Normalize therapy. We spend a lot of time and money on how we look on the outside but not enough to improve how we feel on the inside. It would be wonderful to remove the stigma around mental health issues. “I went to see my therapist” should be just as normal as saying “I went to the gym”.

Can you please give us your favorite “Life Lesson Quote”? Can you share how that was relevant to you in your life?

The proverb ‘A journey of a thousand miles begins with a single step’. As an entrepreneur and someone who is constantly living outside my comfort zone, some of my tasks can look very daunting but it helps remembering that small actions can lead to great results.

We are very blessed that some very prominent names in Business, VC funding, Sports, and Entertainment read this column. Is there a person in the world, or in the US with whom you would love to have a private breakfast or lunch with, and why? He or she might just see this if we tag them

Huda Kattan, the self-made Iraqi-America mogul who is ranked as one of America’s richest self-made women. She is inspirational, forward-thinking and not afraid of making bold decisions that are outside of her comfort zone. I am impressed by how she turned her passion into a multi-million-dollar business on a global level and now every woman you see is wearing at least one of her products! I, myself, am wearing her lipstick “Trendsetter”.

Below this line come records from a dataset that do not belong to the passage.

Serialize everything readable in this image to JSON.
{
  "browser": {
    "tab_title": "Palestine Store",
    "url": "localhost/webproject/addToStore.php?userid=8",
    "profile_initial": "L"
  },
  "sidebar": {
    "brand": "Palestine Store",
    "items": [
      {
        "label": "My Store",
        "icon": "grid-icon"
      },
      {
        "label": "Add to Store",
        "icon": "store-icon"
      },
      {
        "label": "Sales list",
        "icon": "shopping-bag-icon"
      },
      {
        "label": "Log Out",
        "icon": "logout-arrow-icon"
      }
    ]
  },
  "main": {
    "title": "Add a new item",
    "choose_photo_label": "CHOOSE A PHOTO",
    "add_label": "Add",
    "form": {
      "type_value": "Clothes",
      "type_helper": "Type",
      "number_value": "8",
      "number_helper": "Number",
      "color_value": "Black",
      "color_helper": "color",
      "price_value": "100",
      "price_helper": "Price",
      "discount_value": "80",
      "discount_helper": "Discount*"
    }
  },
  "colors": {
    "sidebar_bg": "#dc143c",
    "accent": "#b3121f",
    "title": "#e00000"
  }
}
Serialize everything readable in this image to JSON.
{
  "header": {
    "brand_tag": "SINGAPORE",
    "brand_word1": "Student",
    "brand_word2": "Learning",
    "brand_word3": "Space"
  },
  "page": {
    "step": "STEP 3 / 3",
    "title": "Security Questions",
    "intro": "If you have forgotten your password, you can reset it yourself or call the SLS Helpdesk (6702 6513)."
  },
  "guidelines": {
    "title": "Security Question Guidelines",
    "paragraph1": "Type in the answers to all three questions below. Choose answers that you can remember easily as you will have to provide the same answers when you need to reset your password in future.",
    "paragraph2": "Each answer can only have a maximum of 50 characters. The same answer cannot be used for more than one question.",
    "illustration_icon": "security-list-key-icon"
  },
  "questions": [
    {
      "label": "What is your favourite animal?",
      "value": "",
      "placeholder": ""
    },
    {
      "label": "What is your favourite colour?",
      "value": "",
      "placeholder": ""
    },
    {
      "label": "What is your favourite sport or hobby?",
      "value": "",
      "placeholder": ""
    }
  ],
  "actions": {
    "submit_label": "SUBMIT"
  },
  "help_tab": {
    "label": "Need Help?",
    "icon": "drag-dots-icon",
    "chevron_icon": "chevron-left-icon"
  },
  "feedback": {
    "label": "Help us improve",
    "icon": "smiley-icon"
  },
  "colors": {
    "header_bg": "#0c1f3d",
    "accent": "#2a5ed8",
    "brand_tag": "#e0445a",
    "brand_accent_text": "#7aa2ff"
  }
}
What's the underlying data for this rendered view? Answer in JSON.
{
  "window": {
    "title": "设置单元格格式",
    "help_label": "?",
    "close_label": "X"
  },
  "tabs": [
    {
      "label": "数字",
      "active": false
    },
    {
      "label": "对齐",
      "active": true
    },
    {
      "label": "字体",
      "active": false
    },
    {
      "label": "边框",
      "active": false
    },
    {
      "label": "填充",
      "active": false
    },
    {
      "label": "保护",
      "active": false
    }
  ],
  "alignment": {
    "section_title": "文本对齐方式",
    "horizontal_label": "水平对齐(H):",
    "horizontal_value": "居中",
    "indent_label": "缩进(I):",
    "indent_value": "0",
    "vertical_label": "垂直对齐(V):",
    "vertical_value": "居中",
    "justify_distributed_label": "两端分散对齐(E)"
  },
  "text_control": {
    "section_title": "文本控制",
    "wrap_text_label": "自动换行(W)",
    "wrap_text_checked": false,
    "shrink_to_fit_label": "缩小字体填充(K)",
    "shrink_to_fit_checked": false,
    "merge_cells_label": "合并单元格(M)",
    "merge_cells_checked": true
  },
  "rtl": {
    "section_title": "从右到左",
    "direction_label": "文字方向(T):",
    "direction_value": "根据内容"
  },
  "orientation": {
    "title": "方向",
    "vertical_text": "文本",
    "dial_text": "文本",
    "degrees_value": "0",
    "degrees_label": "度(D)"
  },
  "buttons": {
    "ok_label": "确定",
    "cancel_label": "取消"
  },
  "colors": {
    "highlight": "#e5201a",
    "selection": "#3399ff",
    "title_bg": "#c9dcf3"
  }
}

Thank you for these fantastic insights. We greatly appreciate the time you spent on this.